Daisy was out standing in her field. It wasn't actually her field -- it belonged to Farmer Fred -- but she lived in it, and she thought of it as hers. She had risen early, as usual, to do her cowesthenics. Now she was done, and the other cows were starting to wander out onto the field. "Bullcrap!" muttered Elsie as she stepped in something on her way over to Daisy.
"Actually, it's cow crap," Daisy said. "They don't allow bulls in here."
They both turned to look across the field toward where Ferdinand, the farm's bull, stood grazing. "He's quite a stud," Daisy muttered dreamily.
"Well, today's your lucky day," answered Elsie, "although I don't know what you see in him. He's kind of wimpy."
Elsie had come from another farm, and she was always finding things to criticize about Daisy's farm. Daisy just ignored her. She pitied Elsie and her complaining. Not only had it turned all the other cows against her, but Daisy knew that Elsie could not possibly be happy if she had that much to complain about.
Later that afternoon, Daisy waddled jauntily through the gate and into Ferdinand's field. She gave him a big cow-lipped smile and turned away from him, waiting. Ferdinand walked around to face her. Daisy smiled again, a little embarrassed this time, and turned around once more. Ferdinand sidled up next to her and stood there for a time in embarrassed silence. "What's the matter?" asked Daisy, who was beginning to think he no longer found her attractive.
"Nothing, nothing," said Ferdinand dismissively. "I was just wondering..."
"Yes?" asked Daisy anxiously.
"Don't you want to talk a little bit first?"
Daisy stopped chewing her cud and stared at him.
Ferdinand, clearly embarrassed, tried to explain himself. "You know, just sort of get to know each other. Warm up before getting too intimate."
Daisy backed up slowly to check whether Ferdinand had become a steer. No, that wasn't it.
"What exactly do you mean, 'Warm up'?" she asked in a slow, dignified drawl.
"Well, I just meant, you know, there's no need to be too hasty about things. We've got plenty of time."
"Ferdinand," Daisy replied, "I did not come over here to engage you in conversation."
"Well, it doesn't have to be a conversation," Ferdinand answered. "Just some small talk, maybe some nuzzling. Doesn't it seem a little beastly just to jump into the act right away? It makes me feel like an animal."

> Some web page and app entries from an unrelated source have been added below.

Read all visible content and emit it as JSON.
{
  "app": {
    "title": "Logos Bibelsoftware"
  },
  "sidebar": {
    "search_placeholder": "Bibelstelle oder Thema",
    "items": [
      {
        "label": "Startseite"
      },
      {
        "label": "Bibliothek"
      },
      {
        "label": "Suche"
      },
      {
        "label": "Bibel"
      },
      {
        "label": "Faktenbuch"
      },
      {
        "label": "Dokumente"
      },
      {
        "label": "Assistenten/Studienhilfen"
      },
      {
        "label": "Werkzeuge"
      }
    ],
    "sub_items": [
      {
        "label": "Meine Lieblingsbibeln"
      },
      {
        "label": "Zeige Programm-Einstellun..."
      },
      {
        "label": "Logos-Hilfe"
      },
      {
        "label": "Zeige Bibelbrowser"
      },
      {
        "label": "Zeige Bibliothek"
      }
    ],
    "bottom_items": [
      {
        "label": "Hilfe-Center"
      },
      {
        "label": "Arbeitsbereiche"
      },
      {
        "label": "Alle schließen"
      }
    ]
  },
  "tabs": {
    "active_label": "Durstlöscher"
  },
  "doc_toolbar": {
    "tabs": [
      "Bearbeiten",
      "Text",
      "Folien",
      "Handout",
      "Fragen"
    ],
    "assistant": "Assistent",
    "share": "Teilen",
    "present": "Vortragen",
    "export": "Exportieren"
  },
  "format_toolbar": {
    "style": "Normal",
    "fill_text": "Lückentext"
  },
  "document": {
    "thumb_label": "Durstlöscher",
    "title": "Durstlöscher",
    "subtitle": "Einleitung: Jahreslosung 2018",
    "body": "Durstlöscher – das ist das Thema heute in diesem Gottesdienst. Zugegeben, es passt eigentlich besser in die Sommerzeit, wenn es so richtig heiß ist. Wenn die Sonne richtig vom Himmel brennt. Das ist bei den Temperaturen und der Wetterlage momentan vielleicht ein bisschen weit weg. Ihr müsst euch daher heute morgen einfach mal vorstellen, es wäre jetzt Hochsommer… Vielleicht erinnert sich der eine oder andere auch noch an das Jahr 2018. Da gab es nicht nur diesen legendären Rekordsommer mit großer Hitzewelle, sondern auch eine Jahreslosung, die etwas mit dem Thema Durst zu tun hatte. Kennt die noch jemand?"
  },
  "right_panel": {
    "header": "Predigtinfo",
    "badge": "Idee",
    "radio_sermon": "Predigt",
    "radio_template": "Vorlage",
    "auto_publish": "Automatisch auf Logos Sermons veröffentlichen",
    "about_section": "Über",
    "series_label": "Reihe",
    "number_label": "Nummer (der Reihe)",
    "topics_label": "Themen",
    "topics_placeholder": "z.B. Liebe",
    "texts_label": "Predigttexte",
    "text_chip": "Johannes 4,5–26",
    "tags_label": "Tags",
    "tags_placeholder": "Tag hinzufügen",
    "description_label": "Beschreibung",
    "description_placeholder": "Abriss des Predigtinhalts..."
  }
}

Daisy was thoroughly disgusted by now. "You are an animal," she spat at him. "And it does not seem in the least beastly to do what comes perfectly naturally. I'm going to leave here now with what little dignity I have left. I will give you one more chance next time, but I will not be humiliated like this again." With that she strutted out of Ferdinand's pen, moving her tail ostentatiously back and forth as she went.
Ferdinand lay down frustrated in the grass. He had never felt so worthless. He had glimpsed that the union of a cow and a bull could be so much more than a simple animal pairing; it could be a trascendent experience, a chance to be more than just a bovine. But what good was that vision when everyone else still thought of it in such base terms?